This image shows an example test running in DISQO’s internal Split Testing Framework UI.
Display Testing Framework
In our Display Testing framework, we addressed the limitations of the split testing framework by building a UI within our internal management system that allows us to create new tests on the fly for very specific user cohorts without needing a code deployment. For example, we created a framework for testing survey filters, meaning the business can run as many tests as they want to see how different filtering criteria affects users. We can set cohort criteria such that only users within that cohort will be able to be placed in the A/B test (with a 50/50 split for test vs. control upon entering the test, of course).
Part of DISQO’s Display Testing Framework UI shows user selection criteria.
All this functionality comes at the cost of development time. The Display Testing Framework requires deep integration with the code it’s impacting. So, determining a result after a test finishes requires much cleanup to remove all the leftover artifacts. Adding new testing items to this framework also requires a lot of additional build time. Each test is custom created and requires UI changes for the internal management tool as well as deep integration in code.
After assigning users into control and test groups using the framework, we need to let the test run and monitor its results.
Run Test and Monitor

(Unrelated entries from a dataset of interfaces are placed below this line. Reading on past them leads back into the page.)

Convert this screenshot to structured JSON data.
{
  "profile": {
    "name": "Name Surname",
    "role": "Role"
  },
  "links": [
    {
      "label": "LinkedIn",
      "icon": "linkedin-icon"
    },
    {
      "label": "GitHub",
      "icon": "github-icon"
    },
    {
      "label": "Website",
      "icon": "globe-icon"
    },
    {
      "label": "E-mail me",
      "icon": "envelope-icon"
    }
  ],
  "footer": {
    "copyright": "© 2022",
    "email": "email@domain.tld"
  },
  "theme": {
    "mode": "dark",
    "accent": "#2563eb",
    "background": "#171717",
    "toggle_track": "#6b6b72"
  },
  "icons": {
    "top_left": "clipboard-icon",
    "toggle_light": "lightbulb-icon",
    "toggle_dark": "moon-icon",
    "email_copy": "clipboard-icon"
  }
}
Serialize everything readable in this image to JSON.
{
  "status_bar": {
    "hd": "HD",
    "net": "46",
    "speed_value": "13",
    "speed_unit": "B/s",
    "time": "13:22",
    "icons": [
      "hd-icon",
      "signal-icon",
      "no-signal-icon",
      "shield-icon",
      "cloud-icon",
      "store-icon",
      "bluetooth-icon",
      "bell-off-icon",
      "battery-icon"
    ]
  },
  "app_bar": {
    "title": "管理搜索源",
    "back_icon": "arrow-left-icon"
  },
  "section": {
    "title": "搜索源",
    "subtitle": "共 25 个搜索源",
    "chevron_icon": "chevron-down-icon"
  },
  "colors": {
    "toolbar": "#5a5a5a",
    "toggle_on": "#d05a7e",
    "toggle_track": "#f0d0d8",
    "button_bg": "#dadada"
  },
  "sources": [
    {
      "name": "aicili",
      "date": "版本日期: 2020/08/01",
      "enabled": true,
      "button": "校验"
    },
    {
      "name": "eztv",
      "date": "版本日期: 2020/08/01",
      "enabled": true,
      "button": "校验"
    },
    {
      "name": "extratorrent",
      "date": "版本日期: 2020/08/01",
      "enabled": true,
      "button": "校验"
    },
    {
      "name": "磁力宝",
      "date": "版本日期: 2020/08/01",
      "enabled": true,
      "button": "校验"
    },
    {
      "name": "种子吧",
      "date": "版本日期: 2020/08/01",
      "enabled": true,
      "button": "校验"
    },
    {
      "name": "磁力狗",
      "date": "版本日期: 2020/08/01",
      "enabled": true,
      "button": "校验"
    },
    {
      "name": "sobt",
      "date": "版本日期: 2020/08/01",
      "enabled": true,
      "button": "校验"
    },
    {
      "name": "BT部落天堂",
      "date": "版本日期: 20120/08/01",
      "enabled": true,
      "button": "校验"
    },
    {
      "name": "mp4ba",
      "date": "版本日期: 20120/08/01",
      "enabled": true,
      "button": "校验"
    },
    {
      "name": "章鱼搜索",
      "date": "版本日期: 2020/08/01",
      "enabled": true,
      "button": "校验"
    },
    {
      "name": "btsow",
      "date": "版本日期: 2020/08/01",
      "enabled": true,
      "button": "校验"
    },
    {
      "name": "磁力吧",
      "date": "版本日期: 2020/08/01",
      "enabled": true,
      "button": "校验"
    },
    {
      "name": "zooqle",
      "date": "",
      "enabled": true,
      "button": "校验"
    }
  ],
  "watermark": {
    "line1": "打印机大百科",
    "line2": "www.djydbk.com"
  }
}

After launching a test, product managers at DISQO monitor the daily progress of test users versus control users. Daily monitoring ensures the test is not tied to any dramatic adverse effects. If it is, the test is cut short. We create Tableau dashboards with graphs showing the key test metric alongside other vital metrics such as logins, survey completion rate, and earnings per click.
Review the Results
After we perform the daily monitor step during the span of our testing period (in this case, one month), we review the results to decide whether the test had a positive impact. This review process always includes determining whether the results we saw had a statistically significant impact on the test group. A final review gives us the confidence that any difference in the results did not occur by chance.
How to Calculate Statistical Significance
Calculating statistical significance is a multi-step process. Some of these steps include determining chi-squared and degrees of freedom. All of our calculations should answer the following:
- Is it likely that the results we’re seeing are because of random chance?
- Or, are the results the way they are because the experiment was useful?
Luckily, for those of us who don’t want to brush off our old Stats textbook, many free online calculators can help you confirm if your test results are statistically significant. To use these calculators you generally need two numbers:
- The number of users in your control and test group.
- The number of conversions you saw in both groups.
In the calculator, enter the number of users in control group A and B. Add the number of users who converted to your target, or performed the action you want them to. Many calculators ask if a test should be one- or two-tailed. A one-tailed test only tests for an experimental impact in one direction. A two-tailed test tests for the possibility of an impact in both a positive or negative direction.
At DISQO, we use two-tailed tests because we don’t just care if an experiment makes things better for our users. We also want to know if an experiment has a negative impact because we can learn from that outcome as well.
Act on the Results
By following the steps of A/B testing, we’re able to make informed business decisions considering the results of our experiment. When our evaluation finds a change to be helpful, we expand the test condition to more users. If the change doesn’t have the desired effect, we can keep experimenting. Whatever the result of an A/B test, we at DISQO keep running tests to improve surveyjunkie.com.
This blog post was written with input from Data Analyst Natasha Wijaya, Software Engineer Roque Muna, and Product Manager Will Wong.